In these bureaucratic, managerialist days I have seen far too many examples of assessment reports that do not do justice to the complexities involved, which do not achieve the level of professional understanding required for high-quality work. It is as if some people see assessment as just a process of filling in a form, when of course the reality is far more complex than that. This book is effective in getting across the message of just how complex and how important assessment is. It provides quite a comprehensive overview of the subject with chapters on a wide range of aspects.

Given that the book contains so many different chapters by different authors, it is perhaps inevitable that some chapters are better executed than others, but overall this is a well-written book with important things to say about important issues. It is not the sort of book that is likely to be read from cover to cover – although no doubt some people will, and will be all the better for doing so. It is more likely to be used as a reference source, and one that could and should be available to teams of staff charged with undertaking assessment work with vulnerable children and young people.

When it comes to concern about well-being, the well-being of children and young people can often be forgotten. The growing literature on well-being and happiness has little to say about children and young people, but this book provides an important contribution to our understanding of the needs of children and young people in need of care and protection.

 

Book review: Roots and Wings: A History of Outdoor Education and Outdoor Learning in the UK

Ogilvie, K. C. (2013) Roots and Wings: A History of Outdoor Education and Outdoor Learning in the UK, Lyme Regis, Russell House Publishing. ISBN 978-1-905541-84-3: £39.95 + £1.50 delivery: www.russellhouse.co.uk.

This is a mammoth of a book, with over 800 pages in total. As its title indicates, it has a strong historical focus – and that focus is also very wide, locating outdoor education in the context of wider human history, beginning the story over ten million years ago. As someone who is interested in history, I very much enjoyed that wide sweep and the effective way the history of outdoor education was woven into the picture of human history. However, I fear that those who want to know about the history of outdoor education specifically without much interest in the wider picture will feel unhappy with the page after page of historical detail approach that the author has adopted.

Outdoor learningBut, if you can get past that, there is much of value in this book. It shows how approaches to outdoor learning have changed over time and yet have a strong sense of continuity. It could be argued that you don’t need to know the history of an approach to learning to be able to practise it effectively. However, I would want to argue that having a grasp of the historical context will enrich our understanding and therefore put us in a stronger position to make use of the learning opportunities outdoor education presents.

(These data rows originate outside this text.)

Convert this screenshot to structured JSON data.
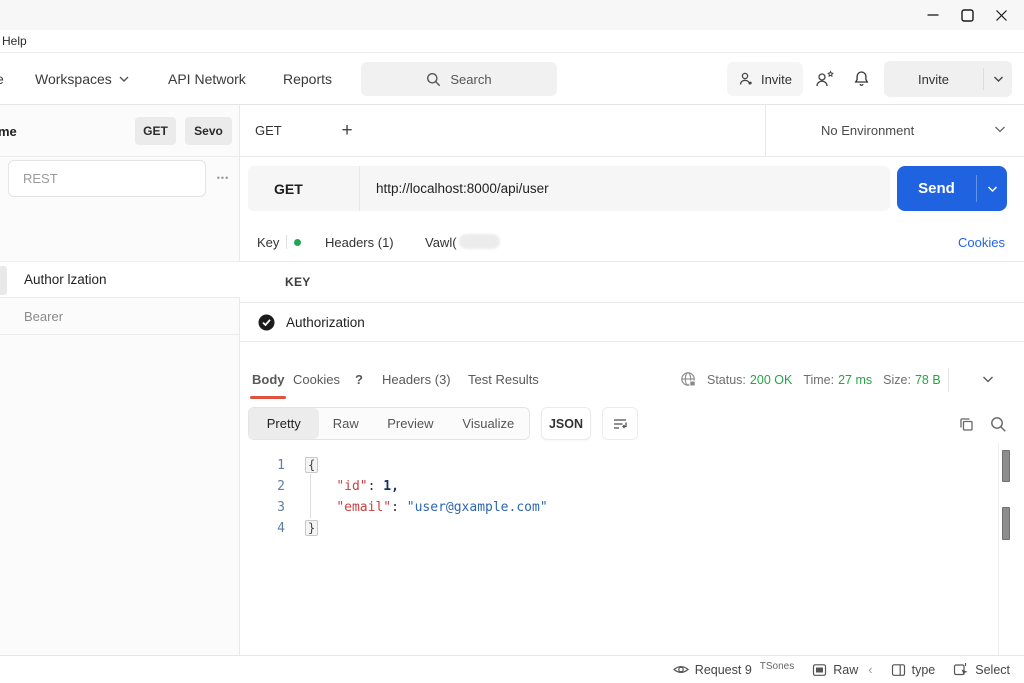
{
  "window": {
    "menubar_help": "Help"
  },
  "topnav": {
    "home_partial": "e",
    "workspaces": "Workspaces",
    "api_network": "API Network",
    "reports": "Reports",
    "search_placeholder": "Search",
    "invite_button": "Invite",
    "invite_split_button": "Invite"
  },
  "sidebar": {
    "header_partial": "me",
    "get_chip": "GET",
    "sevo_chip": "Sevo",
    "rest_value": "REST",
    "more_dots": "•••",
    "items": [
      {
        "label": "Author lzation",
        "active": true
      },
      {
        "label": "Bearer",
        "active": false
      }
    ]
  },
  "tabstrip": {
    "active_tab": "GET",
    "add_label": "+",
    "environment": "No Environment"
  },
  "request_bar": {
    "method": "GET",
    "url": "http://localhost:8000/api/user",
    "send": "Send"
  },
  "request_tabs": {
    "key_tab": "Key",
    "headers_tab": "Headers (1)",
    "vawl_tab": "Vawl(",
    "cookies_link": "Cookies"
  },
  "params_table": {
    "key_header": "KEY",
    "row_label": "Authorization"
  },
  "response": {
    "body_tab": "Body",
    "cookies_tab": "Cookies",
    "question_mark": "?",
    "headers_tab": "Headers (3)",
    "test_results_tab": "Test Results",
    "status_label": "Status:",
    "status_value": "200 OK",
    "time_label": "Time:",
    "time_value": "27 ms",
    "size_label": "Size:",
    "size_value": "78 B",
    "view_pretty": "Pretty",
    "view_raw": "Raw",
    "view_preview": "Preview",
    "view_visualize": "Visualize",
    "format_select": "JSON"
  },
  "code": {
    "lines": [
      {
        "num": "1",
        "tokens": [
          [
            "{",
            "brace"
          ]
        ]
      },
      {
        "num": "2",
        "tokens": [
          [
            "    ",
            "punct"
          ],
          [
            "\"id\"",
            "key"
          ],
          [
            ": ",
            "punct"
          ],
          [
            "1,",
            "number"
          ]
        ]
      },
      {
        "num": "3",
        "tokens": [
          [
            "    ",
            "punct"
          ],
          [
            "\"email\"",
            "key"
          ],
          [
            ": ",
            "punct"
          ],
          [
            "\"user@gxample.com\"",
            "string"
          ]
        ]
      },
      {
        "num": "4",
        "tokens": [
          [
            "}",
            "brace"
          ]
        ]
      }
    ]
  },
  "statusbar": {
    "request_label": "Request 9",
    "tsones_label": "TSones",
    "raw_label": "Raw",
    "back_chevron": "‹",
    "type_label": "type",
    "select_label": "Select"
  },
  "colors": {
    "send_blue": "#2063e0",
    "status_green": "#27a546",
    "accent_red": "#e0523f",
    "link_blue": "#2563eb",
    "key_red": "#cb4040",
    "string_blue": "#2e66b0",
    "number_dark": "#16325c",
    "line_number": "#5f7da0",
    "dot_green": "#23a558"
  }
}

Fundamental to this book is the recognition that different people learn in different ways. While traditional, classroom-based learning can be very effective in the right circumstances, it is not the only way of promoting learning. Outdoor education focuses on the whole person and recognises that there is much to be learned from activities, particularly those that involve engaging with nature. The author argues convincingly that it is important for children to develop an awareness of, and appreciation for, nature. Much the same can be said of adults, of course, especially those whose fast-paced urban lifestyles can leave them out of touch with the natural world. Perhaps, as a species, we would have more respect for our habitat and pollute it less if we were less disconnected from it.

One of the longstanding criticisms of classroom-based education is that it encourages a narrow, conformist approach to learning and to life more broadly. Outdoor learning, by contrast, has the potential to encourage a broader, more adventurous approach to learning and indeed to how we rise to the challenges our lives throw at us. No one is claiming it is a panacea, but a clear message from this book is that it has much to commend it, much that can be of great value in promoting learning.

This is an important book that documents an important history. It deserves to be widely read by educators of children and adults alike.

Links:

Neil Thompson: www.neilthompson.info 
The Avenue Learning Centre: www.avenuelearningcentre.co.uk
The Avenue Professional Development Programme: http://tinyurl.com/apdpneilthompson
Russell House Publishing: www.russellhouse.co.uk